The grain market puts a value on the standing corn based on either the current market price, the anticipated market if the grain is stored for later sale, or the price at which the crop is contracted with a buyer of grain. In order to get that price, the grain farmer has to harvest and deliver the corn. Therefore, those costs must be deducted to calculate the net income for the crop sold as grain.
For example, if a farm can get $1.87 per bushel out of the field in early September and the crop will yield 120 bushels per acre, income per acre is $164.50 after harvest costs. Harvest costs are estimated from the OSU Extension publication "Farm Custom Rates Paid in Ohio, 2002", and Purdue Extension's "Indiana Custom Rates 2004" and adjusted for current energy prices.
If that 120 bushel/acre crop yields ~16 T of corn silage per acre, then the farm's lowest logical price should be $164.50 ÷ 16 = $10.28 per ton. If the dairy farmer is not willing to pay at least the equivalent amount for the crop as silage, the crop farmer will be better off to sell the crop as grain rather than silage.
In early September, cash grain markets are very low. It is unlikely that a market price of $1.87 less harvest costs will cover total costs of production for many farms.

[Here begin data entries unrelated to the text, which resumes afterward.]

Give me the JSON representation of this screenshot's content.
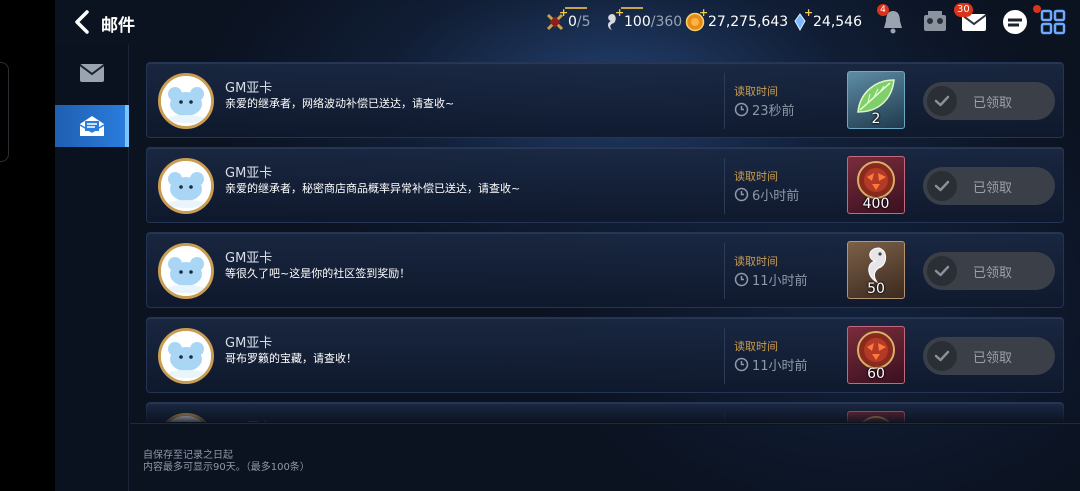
{
  "header": {
    "title": "邮件",
    "resources": {
      "stamina": {
        "current": "0",
        "max": "/5"
      },
      "energy": {
        "current": "100",
        "max": "/360"
      },
      "gold": "27,275,643",
      "crystal": "24,546"
    },
    "notification_badge": "4",
    "mail_badge": "30"
  },
  "sidebar": {
    "tabs": [
      {
        "name": "inbox",
        "active": false
      },
      {
        "name": "read-mail",
        "active": true
      }
    ]
  },
  "read_label": "读取时间",
  "claimed_label": "已领取",
  "mails": [
    {
      "sender": "GM亚卡",
      "message": "亲爱的继承者，网络波动补偿已送达，请查收~",
      "time": "23秒前",
      "item": "green-leaf",
      "qty": "2"
    },
    {
      "sender": "GM亚卡",
      "message": "亲爱的继承者，秘密商店商品概率异常补偿已送达，请查收~",
      "time": "6小时前",
      "item": "red-medallion",
      "qty": "400"
    },
    {
      "sender": "GM亚卡",
      "message": "等很久了吧~这是你的社区签到奖励！",
      "time": "11小时前",
      "item": "silver-seahorse",
      "qty": "50"
    },
    {
      "sender": "GM亚卡",
      "message": "哥布罗籁的宝藏，请查收！",
      "time": "11小时前",
      "item": "red-medallion",
      "qty": "60"
    },
    {
      "sender": "GM亚卡",
      "message": "",
      "time": "",
      "item": "red-medallion",
      "qty": ""
    }
  ],
  "footer": {
    "line1": "自保存至记录之日起",
    "line2": "内容最多可显示90天。（最多100条）"
  },
  "colors": {
    "accent": "#2a7ee0",
    "gold": "#c99d52",
    "panel": "#1a2842"
  }
}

There is opportunity for the grain farmer to negotiate a price that covers their cost of production in the difference between the income from the crop sold as grain and the nutrient value of the crop harvested as silage to the dairy farmer. Each crop farmer should review their grain harvest costs and yield potential to calculate the value that best represents their farm.
To the grain farmer, the corn crop may have more value than just the income from the sale of grain. If the crop is sold as silage, the corn fodder is no longer available as ground cover and/or as a source of some nutrients and organic matter. This creates a potential opportunity for the dairy farmer to provide some nutrients and organic matter to the corn fields from manure.

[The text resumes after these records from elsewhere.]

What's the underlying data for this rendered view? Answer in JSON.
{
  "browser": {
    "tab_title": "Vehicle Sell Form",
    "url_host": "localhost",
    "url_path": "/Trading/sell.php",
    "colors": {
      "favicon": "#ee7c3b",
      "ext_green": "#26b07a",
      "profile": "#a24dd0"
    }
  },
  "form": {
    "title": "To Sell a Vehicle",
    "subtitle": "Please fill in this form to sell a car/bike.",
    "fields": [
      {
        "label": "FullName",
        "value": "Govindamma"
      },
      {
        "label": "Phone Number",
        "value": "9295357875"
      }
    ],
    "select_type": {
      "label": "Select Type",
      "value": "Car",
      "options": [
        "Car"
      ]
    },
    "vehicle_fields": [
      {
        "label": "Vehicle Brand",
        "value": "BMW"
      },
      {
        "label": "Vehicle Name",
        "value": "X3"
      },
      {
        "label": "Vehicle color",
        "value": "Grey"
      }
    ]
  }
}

The crop farmer may also have concerns about a different method of harvest (chopping vs. combining) and the potential impacts on the soils and access roads into the corn fields. What if soil conditions are wet when the corn crop is at its' optimum moisture level for harvest as silage? How is a decision reached to proceed with harvest? These are questions that need to be addressed between the buyer and seller before harvest begins.

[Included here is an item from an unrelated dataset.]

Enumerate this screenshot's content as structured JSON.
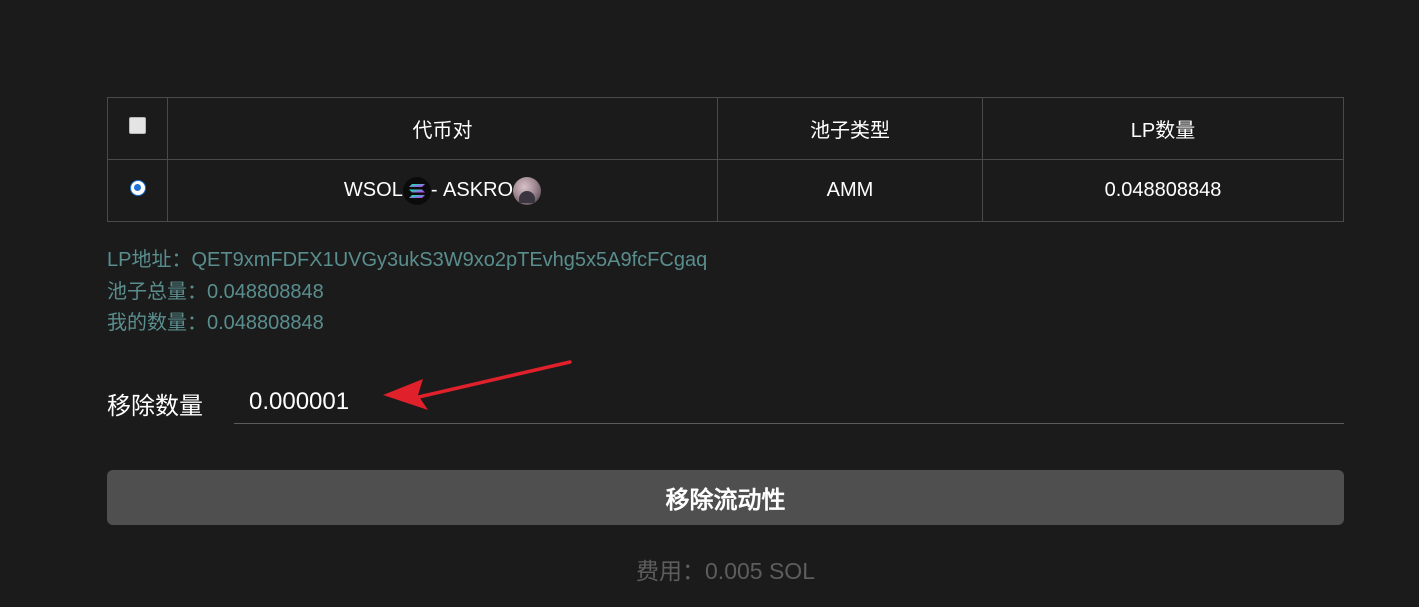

Corn silage is not required by dairy cows; it is only a vehicle containing nutrients required by cows. Therefore, the value of the silage is based on its nutrient composition and the prices of alternative feeds. If a dairy farmer can purchase the nutrients provided by corn silage less expensively from other sources and provide a balanced and productive ration, they should not buy the silage.
To value silage based on nutrients provided, we need to estimate the dry matter (DM), energy (NEL), protein (CP) and fiber (NDF) provided by the silage. The NRC 2001 nutrient values are used for "normal" silage. The SESAME computer program was used to value each nutrient based on the September 2005 or estimated "historic" values of alternative feedstuffs that could be used in Ohio. The estimated "historic" prices give a slightly lower value for the nutrients, but represent a more realistic longer-term value to price a feed that will be used over an extended time in the coming year.
Based on the nutrient values calculated with the SESAME program, silage would be valued at $45.87/ton at September 2005 prices, or approximately $35.46/ton at "historic" prices determined for the fall 2003 silage harvest. These values are for the silage sitting in the feed bunk in front of the cow at feeding.
These are not the prices that a dairy farmer should pay for the crop standing in the field. The standing crop has not been harvested, fermented, or stored. Costs for these steps must be deducted from the value at feeding to arrive at an "in the field" price.
Standing corn must first be chopped, then ensiled, and stored before it is fed. Costs, losses, and risks are associated with each of these steps. The cost of chopping usually ranges from $4 to $7 per ton of silage (assumed to contain 35% dry matter). Historically, we have used a charge of $5 per ton. To reflect increasing fuel costs over the past few years, an additional $0.40 per ton was added. Chopping costs per ton decrease as per acre yields increase. Storage costs typically range from $3 to $4 per ton.
On average, about 10% of the material put into a silo is lost via fermentation (shrink). Additional storage and feeding losses do exist but are borne solely by the dairy farmer and do not enter into the equation to price standing corn.
Based on these assumptions, standing corn has a value of approximately $32/ton (35% dry matter) to a dairy farmer based on September 2005 nutrient values. In comparison, average normal corn silage with average yield has a value of approximately $23/ton (35% dry matter) using historic prices for alternative feeds. Final prices should be further discounted to reflect risk concerns.
The last factor affecting the value of standing corn is risk. A farmer purchasing standing corn is assuming risk (Is the corn high in nitrates? Will it ferment properly? Can it be harvested at exactly the right time? What will the final nutrient content be?, etc.).
The price for the standing crop should be discounted to recognize these risks. What is the right amount to discount? This is not an easy question and is one of the factors to consider when the buyer and seller are negotiating a final price. Setting the final, fair price for corn silage rests on an understanding of the needs of both the buyer and the seller and negotiating a price that ensures a reasonable profit for both.
Finally, it is critical that both parties agree on price, payment method and timing, crop measurement, restrictions, and similar details before the crop is harvested! Ideally, the agreement should be in writing and signed by both parties. These agreements are especially important when large quantities of crops (and money!) are involved. While this type of contracting may be uncomfortable for some producers, mainly because they aren't used to conducting business on more than a handshake, it forces the parties to discuss issues up front and can minimize troubling misunderstandings after harvest.